Now, the government is making more promises. Inter-Institutional Minister Marco Vargas has said he hopes the ports can be privatized within four years. He explained that most workers would be given severance pay, and 30% could get retirement benefits.
Vargas said the LimónPortCity project will “strengthen” the Atlantic Port Authority (JAPDEVA), which runs the two Caribbean ports, and the community by pouring $70 million into Limón with the goal of creating jobs and opportunities and renovating the city’s fraying infrastructure. The World Bank and the government of Japan would help fund the project.
Opponents to the administration’s plans wonder what will happen to JAPDEVA if port management is privatized. For years, the institution has taken money from tariffs and invested it in the community, footing the bills to construct schools, parks, baseball and soccer stadiums.
“No private company is going to spend money to develop the community,” said Rafael Raudes, vice-president of the port worker union SINTRAJAP.
A Waiting Game
Amid sweat-beading Caribbean humidity, police at the Moín port entrance checked trucks loaded with cargo coming into the port Sept. 29. The day before, protests starting at this port entrance had backed up trucks for kilometers.
The delays caused millions in damages for banana producers in Limón, the nation’s biggest banana-production sector.
“Bananas go bad faster than any other fruit,” Luis Umaña, vice-president of the National Chamber of Independent Banana Producers, told The Tico Times.
Umaña said some banana companies stopped sending loads to the port, and others had to use over-ripe bananas as fertilizer, or distributed them free in Limón.

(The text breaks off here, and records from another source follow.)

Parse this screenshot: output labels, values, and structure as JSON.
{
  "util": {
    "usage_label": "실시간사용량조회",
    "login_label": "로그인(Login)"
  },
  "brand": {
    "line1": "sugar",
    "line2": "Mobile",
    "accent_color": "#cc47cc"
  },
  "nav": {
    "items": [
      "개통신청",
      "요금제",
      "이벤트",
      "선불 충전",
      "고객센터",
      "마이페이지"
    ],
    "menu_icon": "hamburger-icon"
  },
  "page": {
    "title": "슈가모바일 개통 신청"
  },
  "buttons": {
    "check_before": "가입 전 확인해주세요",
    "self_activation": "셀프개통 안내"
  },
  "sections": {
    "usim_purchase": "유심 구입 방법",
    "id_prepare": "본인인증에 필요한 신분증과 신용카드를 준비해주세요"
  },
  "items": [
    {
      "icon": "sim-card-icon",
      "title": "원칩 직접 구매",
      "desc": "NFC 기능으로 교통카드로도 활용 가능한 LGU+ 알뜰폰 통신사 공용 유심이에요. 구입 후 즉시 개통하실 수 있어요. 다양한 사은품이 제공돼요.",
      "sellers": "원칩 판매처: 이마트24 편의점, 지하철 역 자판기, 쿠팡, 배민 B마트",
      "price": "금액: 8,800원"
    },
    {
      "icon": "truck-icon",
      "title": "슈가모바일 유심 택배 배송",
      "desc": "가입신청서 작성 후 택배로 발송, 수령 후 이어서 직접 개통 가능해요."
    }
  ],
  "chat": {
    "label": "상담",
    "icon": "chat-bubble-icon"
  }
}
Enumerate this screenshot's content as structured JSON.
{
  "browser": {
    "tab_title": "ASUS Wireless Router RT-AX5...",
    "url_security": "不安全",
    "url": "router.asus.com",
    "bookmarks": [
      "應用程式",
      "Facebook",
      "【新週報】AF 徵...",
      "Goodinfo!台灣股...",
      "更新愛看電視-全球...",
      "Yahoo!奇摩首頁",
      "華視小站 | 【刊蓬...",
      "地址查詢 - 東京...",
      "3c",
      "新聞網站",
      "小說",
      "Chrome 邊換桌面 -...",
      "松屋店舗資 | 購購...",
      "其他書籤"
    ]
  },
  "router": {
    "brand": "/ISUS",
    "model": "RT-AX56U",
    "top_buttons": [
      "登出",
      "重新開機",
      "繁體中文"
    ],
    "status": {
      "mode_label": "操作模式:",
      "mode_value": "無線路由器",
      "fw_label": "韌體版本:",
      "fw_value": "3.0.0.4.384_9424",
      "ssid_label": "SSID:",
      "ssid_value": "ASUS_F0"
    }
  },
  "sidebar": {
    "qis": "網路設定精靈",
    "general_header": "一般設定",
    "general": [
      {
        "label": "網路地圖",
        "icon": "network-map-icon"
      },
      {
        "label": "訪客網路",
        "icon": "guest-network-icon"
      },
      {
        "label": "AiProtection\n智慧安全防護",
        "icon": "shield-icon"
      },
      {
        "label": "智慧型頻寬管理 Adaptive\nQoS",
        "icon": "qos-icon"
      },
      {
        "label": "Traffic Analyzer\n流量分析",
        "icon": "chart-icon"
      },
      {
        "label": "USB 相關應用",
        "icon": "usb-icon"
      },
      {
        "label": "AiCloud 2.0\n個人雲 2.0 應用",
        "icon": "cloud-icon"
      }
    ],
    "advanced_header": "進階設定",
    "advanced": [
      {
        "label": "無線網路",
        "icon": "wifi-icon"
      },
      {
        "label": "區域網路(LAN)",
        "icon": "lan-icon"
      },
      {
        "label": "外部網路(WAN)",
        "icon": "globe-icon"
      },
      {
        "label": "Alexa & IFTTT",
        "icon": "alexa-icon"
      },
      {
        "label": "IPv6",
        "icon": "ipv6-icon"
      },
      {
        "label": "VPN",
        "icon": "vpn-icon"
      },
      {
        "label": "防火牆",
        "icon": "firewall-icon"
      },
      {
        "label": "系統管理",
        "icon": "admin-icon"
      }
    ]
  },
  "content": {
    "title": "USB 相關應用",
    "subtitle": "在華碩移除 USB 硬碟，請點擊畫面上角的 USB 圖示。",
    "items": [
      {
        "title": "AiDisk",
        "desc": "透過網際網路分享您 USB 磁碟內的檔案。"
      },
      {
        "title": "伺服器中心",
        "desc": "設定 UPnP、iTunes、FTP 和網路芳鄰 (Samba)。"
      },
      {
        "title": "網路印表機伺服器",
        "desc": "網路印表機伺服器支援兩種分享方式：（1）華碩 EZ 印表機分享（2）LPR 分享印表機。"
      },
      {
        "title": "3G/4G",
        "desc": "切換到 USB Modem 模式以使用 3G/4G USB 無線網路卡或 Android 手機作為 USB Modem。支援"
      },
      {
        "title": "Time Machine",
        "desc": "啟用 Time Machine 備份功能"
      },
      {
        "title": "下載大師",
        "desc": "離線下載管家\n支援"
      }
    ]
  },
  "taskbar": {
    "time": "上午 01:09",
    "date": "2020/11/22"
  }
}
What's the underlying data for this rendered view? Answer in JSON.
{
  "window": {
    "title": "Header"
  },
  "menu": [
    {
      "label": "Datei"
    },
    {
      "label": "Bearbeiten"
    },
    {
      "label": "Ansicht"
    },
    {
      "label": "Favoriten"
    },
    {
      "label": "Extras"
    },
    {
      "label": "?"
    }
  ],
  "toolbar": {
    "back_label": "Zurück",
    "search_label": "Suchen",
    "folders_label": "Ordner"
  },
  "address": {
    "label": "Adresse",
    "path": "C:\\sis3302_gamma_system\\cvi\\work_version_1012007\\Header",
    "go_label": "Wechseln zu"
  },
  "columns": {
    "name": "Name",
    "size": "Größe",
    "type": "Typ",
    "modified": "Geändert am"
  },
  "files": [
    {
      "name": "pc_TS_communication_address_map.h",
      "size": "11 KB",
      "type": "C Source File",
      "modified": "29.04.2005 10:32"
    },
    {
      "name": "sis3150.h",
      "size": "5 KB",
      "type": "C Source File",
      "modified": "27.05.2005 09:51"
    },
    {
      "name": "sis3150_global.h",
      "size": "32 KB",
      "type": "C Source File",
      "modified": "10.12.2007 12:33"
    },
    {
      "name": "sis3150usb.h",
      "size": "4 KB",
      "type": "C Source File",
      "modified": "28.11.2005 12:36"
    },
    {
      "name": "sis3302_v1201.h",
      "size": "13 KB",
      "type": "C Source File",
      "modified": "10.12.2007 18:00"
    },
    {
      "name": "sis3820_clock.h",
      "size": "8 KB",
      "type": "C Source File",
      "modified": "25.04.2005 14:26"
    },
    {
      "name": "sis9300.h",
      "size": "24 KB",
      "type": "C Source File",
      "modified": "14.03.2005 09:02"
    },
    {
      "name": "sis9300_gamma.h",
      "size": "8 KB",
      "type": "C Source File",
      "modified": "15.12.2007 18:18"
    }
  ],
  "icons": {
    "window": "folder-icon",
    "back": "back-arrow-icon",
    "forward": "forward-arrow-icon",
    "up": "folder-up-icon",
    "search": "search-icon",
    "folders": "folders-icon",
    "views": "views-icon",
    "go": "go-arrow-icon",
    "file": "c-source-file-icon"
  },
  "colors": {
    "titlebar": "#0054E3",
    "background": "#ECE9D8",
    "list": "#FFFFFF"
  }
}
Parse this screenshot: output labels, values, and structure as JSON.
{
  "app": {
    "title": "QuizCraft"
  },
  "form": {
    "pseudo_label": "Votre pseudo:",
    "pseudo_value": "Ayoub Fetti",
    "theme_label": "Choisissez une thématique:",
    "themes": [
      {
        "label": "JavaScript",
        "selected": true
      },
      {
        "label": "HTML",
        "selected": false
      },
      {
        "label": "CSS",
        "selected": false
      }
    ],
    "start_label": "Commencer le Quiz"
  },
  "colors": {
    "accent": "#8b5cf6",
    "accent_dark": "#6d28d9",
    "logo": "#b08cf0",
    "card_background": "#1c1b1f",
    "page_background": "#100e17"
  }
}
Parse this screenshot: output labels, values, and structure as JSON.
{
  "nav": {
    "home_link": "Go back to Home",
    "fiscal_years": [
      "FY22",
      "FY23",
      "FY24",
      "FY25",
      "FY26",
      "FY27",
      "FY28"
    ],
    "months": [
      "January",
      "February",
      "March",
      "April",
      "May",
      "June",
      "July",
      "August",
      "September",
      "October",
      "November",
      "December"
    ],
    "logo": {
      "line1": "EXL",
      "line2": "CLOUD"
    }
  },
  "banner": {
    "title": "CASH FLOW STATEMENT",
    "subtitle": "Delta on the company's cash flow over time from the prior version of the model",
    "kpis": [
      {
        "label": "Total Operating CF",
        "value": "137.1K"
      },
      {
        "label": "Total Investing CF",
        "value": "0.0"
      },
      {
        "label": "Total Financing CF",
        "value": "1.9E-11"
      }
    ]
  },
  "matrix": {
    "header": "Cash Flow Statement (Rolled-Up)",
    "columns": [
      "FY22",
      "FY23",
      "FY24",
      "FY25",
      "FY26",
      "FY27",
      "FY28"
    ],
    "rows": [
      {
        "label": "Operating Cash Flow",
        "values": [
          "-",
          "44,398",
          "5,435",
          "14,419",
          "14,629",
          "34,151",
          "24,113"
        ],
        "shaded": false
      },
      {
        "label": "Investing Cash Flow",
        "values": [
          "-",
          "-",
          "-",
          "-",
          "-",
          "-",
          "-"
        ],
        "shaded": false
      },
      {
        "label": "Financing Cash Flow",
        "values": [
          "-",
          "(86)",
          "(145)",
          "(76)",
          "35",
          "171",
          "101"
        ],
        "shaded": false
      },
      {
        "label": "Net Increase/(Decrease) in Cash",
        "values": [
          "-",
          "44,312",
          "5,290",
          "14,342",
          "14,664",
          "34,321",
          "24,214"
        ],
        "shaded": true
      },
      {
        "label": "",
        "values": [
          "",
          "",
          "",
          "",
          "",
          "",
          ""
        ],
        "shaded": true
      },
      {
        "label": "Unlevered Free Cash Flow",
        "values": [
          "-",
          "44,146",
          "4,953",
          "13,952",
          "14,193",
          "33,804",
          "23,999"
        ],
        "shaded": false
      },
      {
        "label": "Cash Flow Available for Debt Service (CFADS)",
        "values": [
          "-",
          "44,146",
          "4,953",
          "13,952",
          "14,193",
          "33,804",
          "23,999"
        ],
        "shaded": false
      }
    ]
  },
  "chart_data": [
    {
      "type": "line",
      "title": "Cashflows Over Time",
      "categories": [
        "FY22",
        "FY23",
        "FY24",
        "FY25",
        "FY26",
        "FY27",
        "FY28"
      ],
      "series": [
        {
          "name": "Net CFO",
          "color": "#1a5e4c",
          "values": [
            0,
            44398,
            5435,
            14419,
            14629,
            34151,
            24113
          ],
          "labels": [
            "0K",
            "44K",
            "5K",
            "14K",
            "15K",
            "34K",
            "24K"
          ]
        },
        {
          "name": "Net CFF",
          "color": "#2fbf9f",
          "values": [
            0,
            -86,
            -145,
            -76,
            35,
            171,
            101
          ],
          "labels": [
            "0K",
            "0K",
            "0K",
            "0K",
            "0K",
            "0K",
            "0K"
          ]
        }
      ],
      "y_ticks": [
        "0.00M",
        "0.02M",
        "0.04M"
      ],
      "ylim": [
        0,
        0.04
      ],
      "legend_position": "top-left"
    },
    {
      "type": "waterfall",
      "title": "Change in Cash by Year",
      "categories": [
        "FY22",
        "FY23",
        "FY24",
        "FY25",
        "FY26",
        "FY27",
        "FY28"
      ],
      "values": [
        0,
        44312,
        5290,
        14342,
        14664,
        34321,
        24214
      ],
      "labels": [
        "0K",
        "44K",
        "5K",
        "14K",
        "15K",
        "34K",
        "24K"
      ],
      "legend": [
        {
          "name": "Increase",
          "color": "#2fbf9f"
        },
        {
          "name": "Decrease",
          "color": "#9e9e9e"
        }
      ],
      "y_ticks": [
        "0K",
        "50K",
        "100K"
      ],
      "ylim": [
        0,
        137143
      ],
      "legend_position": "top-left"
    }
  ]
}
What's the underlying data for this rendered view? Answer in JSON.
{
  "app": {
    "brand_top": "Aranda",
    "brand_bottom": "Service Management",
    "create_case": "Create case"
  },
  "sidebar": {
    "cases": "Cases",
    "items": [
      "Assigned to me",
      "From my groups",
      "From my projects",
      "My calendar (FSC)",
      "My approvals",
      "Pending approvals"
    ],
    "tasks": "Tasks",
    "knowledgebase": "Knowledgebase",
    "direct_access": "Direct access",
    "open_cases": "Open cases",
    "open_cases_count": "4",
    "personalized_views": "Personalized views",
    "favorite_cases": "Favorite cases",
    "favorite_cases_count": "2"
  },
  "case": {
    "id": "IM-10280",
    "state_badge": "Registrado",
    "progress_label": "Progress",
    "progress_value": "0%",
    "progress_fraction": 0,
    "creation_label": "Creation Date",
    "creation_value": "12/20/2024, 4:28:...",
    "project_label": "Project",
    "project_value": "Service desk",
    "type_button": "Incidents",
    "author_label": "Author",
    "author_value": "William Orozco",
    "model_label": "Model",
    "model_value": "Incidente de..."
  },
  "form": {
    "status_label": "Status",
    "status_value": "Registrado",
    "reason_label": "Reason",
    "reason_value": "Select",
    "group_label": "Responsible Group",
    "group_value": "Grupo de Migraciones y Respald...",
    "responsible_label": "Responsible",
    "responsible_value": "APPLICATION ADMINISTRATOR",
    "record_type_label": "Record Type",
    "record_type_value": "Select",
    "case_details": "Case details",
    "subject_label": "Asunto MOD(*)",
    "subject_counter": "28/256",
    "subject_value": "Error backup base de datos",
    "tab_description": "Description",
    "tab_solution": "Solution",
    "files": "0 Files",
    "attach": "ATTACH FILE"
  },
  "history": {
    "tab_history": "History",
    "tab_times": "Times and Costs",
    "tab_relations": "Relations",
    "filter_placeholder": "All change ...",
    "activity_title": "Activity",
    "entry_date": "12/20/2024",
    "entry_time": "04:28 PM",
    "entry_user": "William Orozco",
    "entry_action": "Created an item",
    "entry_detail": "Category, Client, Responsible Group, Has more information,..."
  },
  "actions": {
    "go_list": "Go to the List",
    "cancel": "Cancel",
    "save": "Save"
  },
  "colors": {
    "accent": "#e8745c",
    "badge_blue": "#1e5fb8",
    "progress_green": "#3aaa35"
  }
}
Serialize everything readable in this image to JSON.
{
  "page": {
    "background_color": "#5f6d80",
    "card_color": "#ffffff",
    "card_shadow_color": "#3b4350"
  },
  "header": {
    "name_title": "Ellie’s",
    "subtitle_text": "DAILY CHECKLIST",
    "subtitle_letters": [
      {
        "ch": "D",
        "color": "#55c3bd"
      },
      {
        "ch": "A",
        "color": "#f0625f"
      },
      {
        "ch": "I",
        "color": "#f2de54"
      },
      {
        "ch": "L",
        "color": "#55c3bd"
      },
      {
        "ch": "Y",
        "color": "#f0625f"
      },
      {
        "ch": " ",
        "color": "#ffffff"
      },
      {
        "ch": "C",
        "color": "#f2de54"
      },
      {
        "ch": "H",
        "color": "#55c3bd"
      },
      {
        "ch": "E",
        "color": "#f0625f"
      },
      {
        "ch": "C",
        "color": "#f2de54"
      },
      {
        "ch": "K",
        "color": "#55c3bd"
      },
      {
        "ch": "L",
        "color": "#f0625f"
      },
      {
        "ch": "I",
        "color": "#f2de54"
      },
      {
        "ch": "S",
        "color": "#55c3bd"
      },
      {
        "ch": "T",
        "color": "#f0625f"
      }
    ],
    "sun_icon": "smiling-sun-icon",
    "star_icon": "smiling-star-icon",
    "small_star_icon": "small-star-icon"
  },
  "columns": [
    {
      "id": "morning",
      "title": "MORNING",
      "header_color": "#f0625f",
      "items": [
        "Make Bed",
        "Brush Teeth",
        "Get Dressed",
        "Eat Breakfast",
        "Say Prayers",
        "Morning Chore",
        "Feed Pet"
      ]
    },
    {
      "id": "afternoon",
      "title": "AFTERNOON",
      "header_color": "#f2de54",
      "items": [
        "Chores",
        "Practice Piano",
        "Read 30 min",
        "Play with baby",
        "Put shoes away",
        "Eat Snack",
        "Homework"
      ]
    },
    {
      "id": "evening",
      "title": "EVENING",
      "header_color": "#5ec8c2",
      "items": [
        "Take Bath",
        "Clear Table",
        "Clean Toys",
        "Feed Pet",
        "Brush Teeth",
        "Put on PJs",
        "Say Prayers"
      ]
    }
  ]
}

“Fruit cut today has to be on a boat tomorrow, and in (Europe or the United States) in two weeks. In a hot port like Moín, without refrigeration, the fruit spoils and can’t be sold,” he said.
JAPDEVA workers’ tortuguismo tactics drew fire from some private workers in Limón. “JAPDEVA workers are parasites,” said truck driver Olman Delgado as he waited for his truck to be unloaded Sept. 29.
Public Security Minister Fernando Berrocal says police will occupy the ports as needed, and has not given an exit date.More than 200 officers remained this week at the Moín port, which was operating relatively normally.
However, protests at the smaller Limón port, where there were about 15 police officers, continued to cause delays this week.
Ronaldo Blear, SINTRAJAP secretary, told the press union members would accept private administration of a new port to be constructed in Limón, only if the government accepts SINTRAJAP’s modernization plans for Limón and Moín.
The administration hasn’t responded to the union’s proposal, but tried instead to invite union workers to the table to discuss privatization. However, SINTRAJAP didn’t show up to a meeting this week with Labor Minister Francisco Morales. Arias said the Labor Ministry has begun to look into the legality of tortuguismo, and called transportation of cargo a “public service.”
The union “has been setting the agenda; it’s time for the government to set the agenda,” Minister Vargas added.
The Economy, Industry and Commerce Ministry (MEIC) released a study yesterday suggesting exporters are losing more than $20 million each year in delays because of the Caribbean ports’ outdated infrastructure and equipment, according to MEIC viceminister Jorge Woodbridge. Woodbridge said the Latin American Economic Commission (CEPAL) recently released a report saying Costa Rica’s Caribbean ports dropped five spots in the ranking of the region’s most competitive ports — from fifth to 10th place.